“My family was torn apart. I truly cannot stop regretting.”
“The right to life was taken from my husband. This justice system needs to change.”
Survivors of Japan’s so-called “hostage justice” system came together recently at the Japanese Diet to share their stories of the long, painful history of abuses under Japan’s legal system.
Nearly 200 people, including 23 “hostage justice” survivors and their families as well as eight Diet members, gathered on November 10 to demand reform of Japan’s criminal justice system.
Under “hostage justice,” authorities coerce suspects to confess through repeated arrests and denial of bail. They are often stripped of their right to remain silent, questioned without a lawyer, and detained for prolonged periods under constant surveillance in police stations. Authorities deny those arrested of their right to presumption of innocence. These abusive practices have resulted in lives and families being torn apart as well as numerous wrongful convictions.
There are many victims of “hostage justice” in Japan, but it has been difficult for them to speak out due to the stigma attached to arrest, detention, and conviction. The gathering was remarkable in that it was the first time that many survivors and family members were able to courageously speak about their personal experience.
Among them was Koki Takatsu (a pseudonym), who was accused of being responsible for the death of his infant child and placed in pretrial detention for more than two years before being acquitted in 2021, and Yoshiko Nakamura, whose husband died in 2019 after being denied adequate medical services while being detained for five months.

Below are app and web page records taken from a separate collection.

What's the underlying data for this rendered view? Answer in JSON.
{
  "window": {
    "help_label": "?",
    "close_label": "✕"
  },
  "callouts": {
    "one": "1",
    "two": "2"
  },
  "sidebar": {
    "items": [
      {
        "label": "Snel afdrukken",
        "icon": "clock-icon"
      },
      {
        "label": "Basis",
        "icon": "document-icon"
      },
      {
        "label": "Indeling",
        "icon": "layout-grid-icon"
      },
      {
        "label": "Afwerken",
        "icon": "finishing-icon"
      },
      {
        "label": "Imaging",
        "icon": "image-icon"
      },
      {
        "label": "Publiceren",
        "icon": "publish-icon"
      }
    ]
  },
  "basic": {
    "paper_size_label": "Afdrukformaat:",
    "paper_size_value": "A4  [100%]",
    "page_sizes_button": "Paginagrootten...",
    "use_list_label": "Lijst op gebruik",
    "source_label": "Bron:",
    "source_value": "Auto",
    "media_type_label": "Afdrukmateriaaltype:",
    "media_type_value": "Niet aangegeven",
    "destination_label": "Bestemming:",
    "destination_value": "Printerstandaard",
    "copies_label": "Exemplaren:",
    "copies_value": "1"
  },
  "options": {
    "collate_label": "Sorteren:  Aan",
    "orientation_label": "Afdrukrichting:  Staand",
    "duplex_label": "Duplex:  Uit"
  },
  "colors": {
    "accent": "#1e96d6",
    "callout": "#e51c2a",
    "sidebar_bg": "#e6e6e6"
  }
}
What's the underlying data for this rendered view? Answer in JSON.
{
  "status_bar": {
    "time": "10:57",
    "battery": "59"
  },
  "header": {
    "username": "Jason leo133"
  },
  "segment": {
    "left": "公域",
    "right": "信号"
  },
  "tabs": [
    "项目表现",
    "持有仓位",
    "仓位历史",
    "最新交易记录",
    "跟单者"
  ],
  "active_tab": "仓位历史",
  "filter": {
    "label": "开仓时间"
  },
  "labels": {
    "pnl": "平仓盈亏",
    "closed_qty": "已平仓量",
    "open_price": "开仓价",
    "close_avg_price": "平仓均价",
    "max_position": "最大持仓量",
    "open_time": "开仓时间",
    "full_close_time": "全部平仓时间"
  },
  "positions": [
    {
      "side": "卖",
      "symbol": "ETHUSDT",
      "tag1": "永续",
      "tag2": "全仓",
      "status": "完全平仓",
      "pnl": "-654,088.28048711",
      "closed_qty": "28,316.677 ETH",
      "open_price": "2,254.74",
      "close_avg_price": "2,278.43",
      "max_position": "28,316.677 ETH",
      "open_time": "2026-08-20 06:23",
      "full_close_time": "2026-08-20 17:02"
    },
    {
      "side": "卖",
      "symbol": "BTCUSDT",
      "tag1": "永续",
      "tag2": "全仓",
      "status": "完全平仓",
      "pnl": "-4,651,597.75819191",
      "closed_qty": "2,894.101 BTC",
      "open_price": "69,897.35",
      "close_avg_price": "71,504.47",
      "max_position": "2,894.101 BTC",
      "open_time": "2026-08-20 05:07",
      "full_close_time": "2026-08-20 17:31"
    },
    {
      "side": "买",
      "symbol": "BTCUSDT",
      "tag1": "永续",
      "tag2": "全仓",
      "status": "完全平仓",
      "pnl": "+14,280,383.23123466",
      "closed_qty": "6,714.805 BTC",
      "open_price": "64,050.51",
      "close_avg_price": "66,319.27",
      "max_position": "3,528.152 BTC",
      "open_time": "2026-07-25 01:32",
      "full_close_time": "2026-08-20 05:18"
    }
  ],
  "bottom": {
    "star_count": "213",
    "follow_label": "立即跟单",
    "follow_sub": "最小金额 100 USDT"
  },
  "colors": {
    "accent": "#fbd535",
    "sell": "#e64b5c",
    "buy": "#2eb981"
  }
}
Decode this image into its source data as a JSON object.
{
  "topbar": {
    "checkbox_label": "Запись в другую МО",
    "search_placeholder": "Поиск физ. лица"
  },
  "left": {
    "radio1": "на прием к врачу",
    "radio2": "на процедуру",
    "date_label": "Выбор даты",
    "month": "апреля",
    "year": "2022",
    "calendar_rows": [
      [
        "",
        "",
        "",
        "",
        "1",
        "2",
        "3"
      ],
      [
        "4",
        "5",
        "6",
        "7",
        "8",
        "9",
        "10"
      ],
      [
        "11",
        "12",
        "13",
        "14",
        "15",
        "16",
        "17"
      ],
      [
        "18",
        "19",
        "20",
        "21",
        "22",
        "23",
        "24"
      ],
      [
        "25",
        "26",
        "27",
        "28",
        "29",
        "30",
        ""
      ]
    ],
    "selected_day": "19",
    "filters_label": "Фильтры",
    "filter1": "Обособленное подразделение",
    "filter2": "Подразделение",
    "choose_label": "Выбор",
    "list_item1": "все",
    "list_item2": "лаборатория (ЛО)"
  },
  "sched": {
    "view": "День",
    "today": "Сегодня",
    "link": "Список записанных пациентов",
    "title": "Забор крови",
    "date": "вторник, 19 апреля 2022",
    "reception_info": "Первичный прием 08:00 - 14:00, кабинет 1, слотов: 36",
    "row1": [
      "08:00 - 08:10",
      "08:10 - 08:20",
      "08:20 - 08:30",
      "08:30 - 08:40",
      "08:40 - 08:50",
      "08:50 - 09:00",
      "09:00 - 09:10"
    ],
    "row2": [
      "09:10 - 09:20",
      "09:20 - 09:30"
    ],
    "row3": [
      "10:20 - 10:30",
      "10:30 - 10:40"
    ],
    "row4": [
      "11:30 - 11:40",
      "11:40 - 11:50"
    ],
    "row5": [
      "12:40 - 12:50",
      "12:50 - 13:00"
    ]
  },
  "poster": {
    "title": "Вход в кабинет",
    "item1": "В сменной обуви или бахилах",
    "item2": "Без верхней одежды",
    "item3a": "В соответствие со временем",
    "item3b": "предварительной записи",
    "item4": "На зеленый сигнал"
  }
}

Diet member Sakura Uchikoshi raised a recent case in which a court in the United Kingdom refused to extradite a British suspect to Japan, citing human rights concerns about possible abuses in Japan’s criminal justice system. “We must bring our criminal justice from the medieval era to a modern international standard,” she said.
The event was hosted by the “End ‘Hostage Justice’ in Japan” project, which is jointly run by Human Rights Watch and Innocence Project Japan, a Japanese nongovernmental group. The Japanese government should listen and undertake wide-ranging reforms, including amending Japan’s criminal procedure code, to respect everyone’s rights to due process and to a fair trial, and make investigators and prosecutors more accountable.